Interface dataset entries
--------------------

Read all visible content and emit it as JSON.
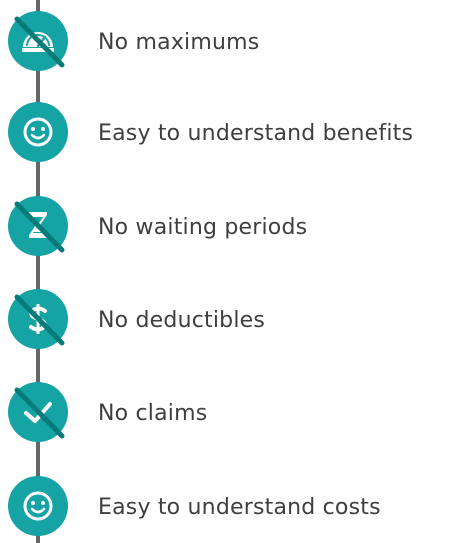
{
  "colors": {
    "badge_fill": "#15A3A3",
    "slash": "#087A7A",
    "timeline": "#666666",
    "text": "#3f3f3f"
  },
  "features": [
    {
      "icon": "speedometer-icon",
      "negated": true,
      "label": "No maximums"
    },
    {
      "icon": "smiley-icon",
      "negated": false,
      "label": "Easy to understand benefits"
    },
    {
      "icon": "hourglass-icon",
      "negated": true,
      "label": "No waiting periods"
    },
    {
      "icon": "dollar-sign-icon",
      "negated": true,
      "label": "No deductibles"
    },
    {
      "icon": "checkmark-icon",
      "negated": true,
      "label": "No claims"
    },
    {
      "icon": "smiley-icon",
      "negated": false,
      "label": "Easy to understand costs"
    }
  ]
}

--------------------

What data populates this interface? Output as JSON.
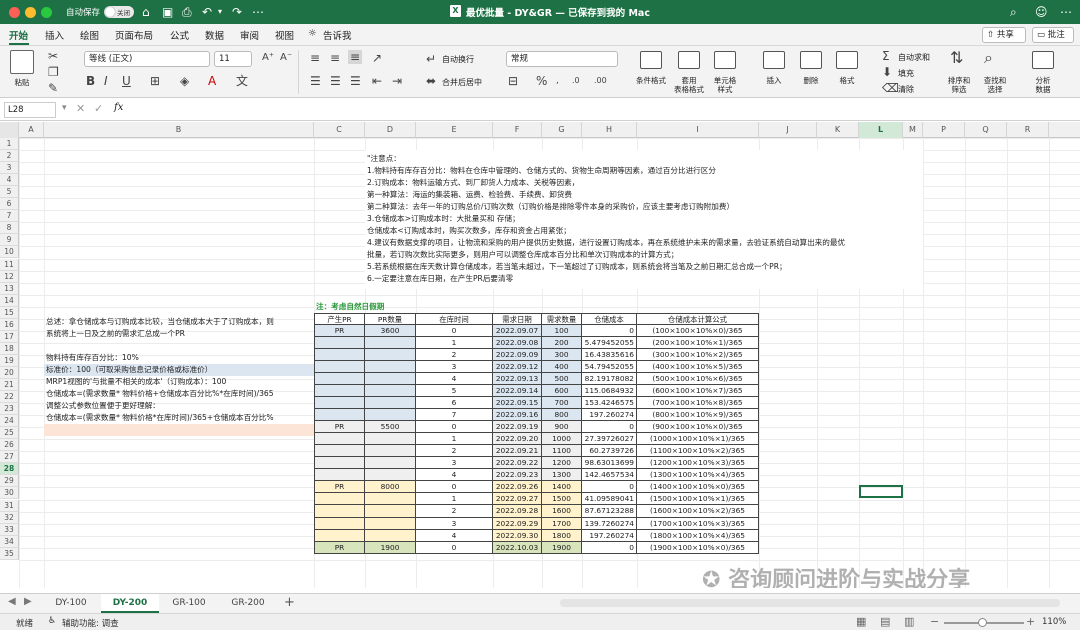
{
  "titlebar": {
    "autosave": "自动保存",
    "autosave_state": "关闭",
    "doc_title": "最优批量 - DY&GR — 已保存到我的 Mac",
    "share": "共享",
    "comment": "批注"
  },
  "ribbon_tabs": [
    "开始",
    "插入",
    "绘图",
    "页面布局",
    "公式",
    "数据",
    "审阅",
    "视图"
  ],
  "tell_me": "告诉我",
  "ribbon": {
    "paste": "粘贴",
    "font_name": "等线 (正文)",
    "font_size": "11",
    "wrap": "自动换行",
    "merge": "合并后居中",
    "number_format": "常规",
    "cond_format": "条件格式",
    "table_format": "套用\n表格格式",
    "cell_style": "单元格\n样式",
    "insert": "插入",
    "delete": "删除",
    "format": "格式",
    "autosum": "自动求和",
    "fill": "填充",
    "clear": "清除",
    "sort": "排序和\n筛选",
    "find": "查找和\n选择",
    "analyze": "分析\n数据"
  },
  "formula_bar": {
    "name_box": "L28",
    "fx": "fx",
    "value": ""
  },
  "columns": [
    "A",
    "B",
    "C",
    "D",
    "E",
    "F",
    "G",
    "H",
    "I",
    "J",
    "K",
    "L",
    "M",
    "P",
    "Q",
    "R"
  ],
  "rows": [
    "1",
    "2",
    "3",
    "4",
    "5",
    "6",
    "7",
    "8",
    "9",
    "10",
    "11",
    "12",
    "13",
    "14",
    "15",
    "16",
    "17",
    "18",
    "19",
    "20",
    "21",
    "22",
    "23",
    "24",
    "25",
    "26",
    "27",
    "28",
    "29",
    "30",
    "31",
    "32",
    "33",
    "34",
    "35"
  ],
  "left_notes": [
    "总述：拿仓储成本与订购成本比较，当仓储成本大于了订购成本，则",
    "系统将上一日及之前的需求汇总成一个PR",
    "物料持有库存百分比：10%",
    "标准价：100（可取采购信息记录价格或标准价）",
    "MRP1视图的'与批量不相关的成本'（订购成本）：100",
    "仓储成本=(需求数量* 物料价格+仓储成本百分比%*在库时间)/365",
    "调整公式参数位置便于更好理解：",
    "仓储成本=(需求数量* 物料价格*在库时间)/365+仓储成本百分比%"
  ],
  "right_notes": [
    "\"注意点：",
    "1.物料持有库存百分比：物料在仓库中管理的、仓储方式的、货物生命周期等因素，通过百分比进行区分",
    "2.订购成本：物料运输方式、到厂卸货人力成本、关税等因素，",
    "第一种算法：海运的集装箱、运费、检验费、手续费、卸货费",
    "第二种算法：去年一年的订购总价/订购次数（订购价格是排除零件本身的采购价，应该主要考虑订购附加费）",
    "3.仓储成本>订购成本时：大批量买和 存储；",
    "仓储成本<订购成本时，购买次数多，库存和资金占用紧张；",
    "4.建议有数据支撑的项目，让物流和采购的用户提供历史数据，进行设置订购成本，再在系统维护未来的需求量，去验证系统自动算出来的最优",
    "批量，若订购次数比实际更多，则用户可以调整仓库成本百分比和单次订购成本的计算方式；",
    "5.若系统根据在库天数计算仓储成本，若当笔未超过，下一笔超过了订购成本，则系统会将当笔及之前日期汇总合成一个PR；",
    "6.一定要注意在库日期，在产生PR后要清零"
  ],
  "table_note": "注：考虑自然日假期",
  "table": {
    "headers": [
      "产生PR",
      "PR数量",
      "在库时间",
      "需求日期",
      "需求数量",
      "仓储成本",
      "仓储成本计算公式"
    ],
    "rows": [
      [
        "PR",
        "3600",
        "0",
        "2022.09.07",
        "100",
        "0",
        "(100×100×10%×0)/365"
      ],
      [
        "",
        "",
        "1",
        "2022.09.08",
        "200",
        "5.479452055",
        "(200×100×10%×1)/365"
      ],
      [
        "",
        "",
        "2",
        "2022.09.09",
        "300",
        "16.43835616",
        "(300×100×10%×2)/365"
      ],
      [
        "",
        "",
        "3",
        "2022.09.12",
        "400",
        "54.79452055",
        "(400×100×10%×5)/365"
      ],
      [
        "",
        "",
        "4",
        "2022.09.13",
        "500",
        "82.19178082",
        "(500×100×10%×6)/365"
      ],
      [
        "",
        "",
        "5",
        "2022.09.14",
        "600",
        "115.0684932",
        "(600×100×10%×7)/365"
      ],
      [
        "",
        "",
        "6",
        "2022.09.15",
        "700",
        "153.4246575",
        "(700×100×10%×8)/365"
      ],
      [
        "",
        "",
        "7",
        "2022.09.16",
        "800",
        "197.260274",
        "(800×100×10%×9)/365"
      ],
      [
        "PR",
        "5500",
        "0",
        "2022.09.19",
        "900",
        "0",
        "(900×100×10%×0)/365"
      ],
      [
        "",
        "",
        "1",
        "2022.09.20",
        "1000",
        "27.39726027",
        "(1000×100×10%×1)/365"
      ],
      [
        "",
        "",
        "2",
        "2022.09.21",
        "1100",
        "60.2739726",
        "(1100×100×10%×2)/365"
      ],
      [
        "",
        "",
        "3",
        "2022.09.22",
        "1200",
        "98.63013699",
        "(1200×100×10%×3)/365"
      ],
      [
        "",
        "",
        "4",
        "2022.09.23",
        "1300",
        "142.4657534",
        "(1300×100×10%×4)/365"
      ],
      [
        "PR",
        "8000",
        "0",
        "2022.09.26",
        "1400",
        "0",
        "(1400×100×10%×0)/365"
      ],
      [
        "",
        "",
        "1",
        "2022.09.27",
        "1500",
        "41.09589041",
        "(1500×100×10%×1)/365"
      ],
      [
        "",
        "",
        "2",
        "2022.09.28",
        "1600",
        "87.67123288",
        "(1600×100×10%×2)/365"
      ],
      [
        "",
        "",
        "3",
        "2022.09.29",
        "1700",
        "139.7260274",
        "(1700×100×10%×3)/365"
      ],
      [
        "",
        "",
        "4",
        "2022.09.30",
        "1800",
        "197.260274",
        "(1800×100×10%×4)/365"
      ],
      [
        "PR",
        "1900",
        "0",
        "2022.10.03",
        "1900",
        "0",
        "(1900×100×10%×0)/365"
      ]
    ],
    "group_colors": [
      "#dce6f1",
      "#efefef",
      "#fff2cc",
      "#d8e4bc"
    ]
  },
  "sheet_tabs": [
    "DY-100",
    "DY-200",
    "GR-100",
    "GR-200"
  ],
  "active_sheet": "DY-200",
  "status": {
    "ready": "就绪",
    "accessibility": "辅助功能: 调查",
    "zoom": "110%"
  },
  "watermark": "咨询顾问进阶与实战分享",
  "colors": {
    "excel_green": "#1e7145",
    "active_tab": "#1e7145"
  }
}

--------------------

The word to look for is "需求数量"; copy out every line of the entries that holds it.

    "仓储成本=(需求数量* 物料价格+仓储成本百分比%*在库时间)/365",
    "仓储成本=(需求数量* 物料价格*在库时间)/365+仓储成本百分比%"
      "需求数量",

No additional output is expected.